• Instructions for the task
Please output each entry exactly as it appears.

• The data

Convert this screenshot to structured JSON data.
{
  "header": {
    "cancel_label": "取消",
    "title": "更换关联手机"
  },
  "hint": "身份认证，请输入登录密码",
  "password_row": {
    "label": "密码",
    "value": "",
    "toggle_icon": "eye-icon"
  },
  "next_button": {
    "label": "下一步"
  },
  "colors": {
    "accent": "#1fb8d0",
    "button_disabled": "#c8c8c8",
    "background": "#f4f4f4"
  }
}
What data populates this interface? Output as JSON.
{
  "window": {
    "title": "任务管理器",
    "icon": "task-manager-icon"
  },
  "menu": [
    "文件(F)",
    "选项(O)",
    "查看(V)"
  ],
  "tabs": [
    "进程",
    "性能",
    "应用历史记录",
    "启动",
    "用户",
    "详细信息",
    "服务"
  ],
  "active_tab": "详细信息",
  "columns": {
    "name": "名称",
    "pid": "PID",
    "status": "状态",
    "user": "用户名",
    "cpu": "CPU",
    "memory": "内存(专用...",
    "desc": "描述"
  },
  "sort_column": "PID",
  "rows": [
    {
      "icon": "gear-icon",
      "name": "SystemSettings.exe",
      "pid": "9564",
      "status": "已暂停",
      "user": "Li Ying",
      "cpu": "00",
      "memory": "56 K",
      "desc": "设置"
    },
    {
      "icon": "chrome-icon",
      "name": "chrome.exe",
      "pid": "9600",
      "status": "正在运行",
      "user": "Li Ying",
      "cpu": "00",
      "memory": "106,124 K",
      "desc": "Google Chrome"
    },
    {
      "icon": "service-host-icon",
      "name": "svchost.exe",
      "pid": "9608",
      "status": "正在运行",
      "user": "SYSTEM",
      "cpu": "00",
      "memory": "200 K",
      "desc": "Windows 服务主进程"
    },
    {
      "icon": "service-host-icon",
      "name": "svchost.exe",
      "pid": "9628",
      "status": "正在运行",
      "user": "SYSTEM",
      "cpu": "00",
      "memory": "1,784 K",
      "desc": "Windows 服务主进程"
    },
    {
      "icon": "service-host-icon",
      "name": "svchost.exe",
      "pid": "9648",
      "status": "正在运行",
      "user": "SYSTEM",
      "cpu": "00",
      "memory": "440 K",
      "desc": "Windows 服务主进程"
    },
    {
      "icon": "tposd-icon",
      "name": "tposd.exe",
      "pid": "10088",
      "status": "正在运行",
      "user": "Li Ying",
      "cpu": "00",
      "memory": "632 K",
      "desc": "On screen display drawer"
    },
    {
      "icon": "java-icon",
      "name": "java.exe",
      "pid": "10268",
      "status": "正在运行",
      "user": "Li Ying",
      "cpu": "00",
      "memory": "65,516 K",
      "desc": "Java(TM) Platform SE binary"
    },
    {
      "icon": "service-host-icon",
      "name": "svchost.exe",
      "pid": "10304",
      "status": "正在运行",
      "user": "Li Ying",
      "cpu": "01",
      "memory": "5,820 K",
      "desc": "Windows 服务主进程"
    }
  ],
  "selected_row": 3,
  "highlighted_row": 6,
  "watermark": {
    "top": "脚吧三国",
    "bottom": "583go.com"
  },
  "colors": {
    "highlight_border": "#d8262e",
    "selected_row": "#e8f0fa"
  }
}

• Worked solution
Convert this screenshot to structured JSON data.
{
  "header": {
    "cancel_label": "取消",
    "title": "更换关联手机"
  },
  "hint": "身份认证，请输入登录密码",
  "password_row": {
    "label": "密码",
    "value": "",
    "toggle_icon": "eye-icon"
  },
  "next_button": {
    "label": "下一步"
  },
  "colors": {
    "accent": "#1fb8d0",
    "button_disabled": "#c8c8c8",
    "background": "#f4f4f4"
  }
}
What data populates this interface? Output as JSON.
{
  "window": {
    "title": "任务管理器",
    "icon": "task-manager-icon"
  },
  "menu": [
    "文件(F)",
    "选项(O)",
    "查看(V)"
  ],
  "tabs": [
    "进程",
    "性能",
    "应用历史记录",
    "启动",
    "用户",
    "详细信息",
    "服务"
  ],
  "active_tab": "详细信息",
  "columns": {
    "name": "名称",
    "pid": "PID",
    "status": "状态",
    "user": "用户名",
    "cpu": "CPU",
    "memory": "内存(专用...",
    "desc": "描述"
  },
  "sort_column": "PID",
  "rows": [
    {
      "icon": "gear-icon",
      "name": "SystemSettings.exe",
      "pid": "9564",
      "status": "已暂停",
      "user": "Li Ying",
      "cpu": "00",
      "memory": "56 K",
      "desc": "设置"
    },
    {
      "icon": "chrome-icon",
      "name": "chrome.exe",
      "pid": "9600",
      "status": "正在运行",
      "user": "Li Ying",
      "cpu": "00",
      "memory": "106,124 K",
      "desc": "Google Chrome"
    },
    {
      "icon": "service-host-icon",
      "name": "svchost.exe",
      "pid": "9608",
      "status": "正在运行",
      "user": "SYSTEM",
      "cpu": "00",
      "memory": "200 K",
      "desc": "Windows 服务主进程"
    },
    {
      "icon": "service-host-icon",
      "name": "svchost.exe",
      "pid": "9628",
      "status": "正在运行",
      "user": "SYSTEM",
      "cpu": "00",
      "memory": "1,784 K",
      "desc": "Windows 服务主进程"
    },
    {
      "icon": "service-host-icon",
      "name": "svchost.exe",
      "pid": "9648",
      "status": "正在运行",
      "user": "SYSTEM",
      "cpu": "00",
      "memory": "440 K",
      "desc": "Windows 服务主进程"
    },
    {
      "icon": "tposd-icon",
      "name": "tposd.exe",
      "pid": "10088",
      "status": "正在运行",
      "user": "Li Ying",
      "cpu": "00",
      "memory": "632 K",
      "desc": "On screen display drawer"
    },
    {
      "icon": "java-icon",
      "name": "java.exe",
      "pid": "10268",
      "status": "正在运行",
      "user": "Li Ying",
      "cpu": "00",
      "memory": "65,516 K",
      "desc": "Java(TM) Platform SE binary"
    },
    {
      "icon": "service-host-icon",
      "name": "svchost.exe",
      "pid": "10304",
      "status": "正在运行",
      "user": "Li Ying",
      "cpu": "01",
      "memory": "5,820 K",
      "desc": "Windows 服务主进程"
    }
  ],
  "selected_row": 3,
  "highlighted_row": 6,
  "watermark": {
    "top": "脚吧三国",
    "bottom": "583go.com"
  },
  "colors": {
    "highlight_border": "#d8262e",
    "selected_row": "#e8f0fa"
  }
}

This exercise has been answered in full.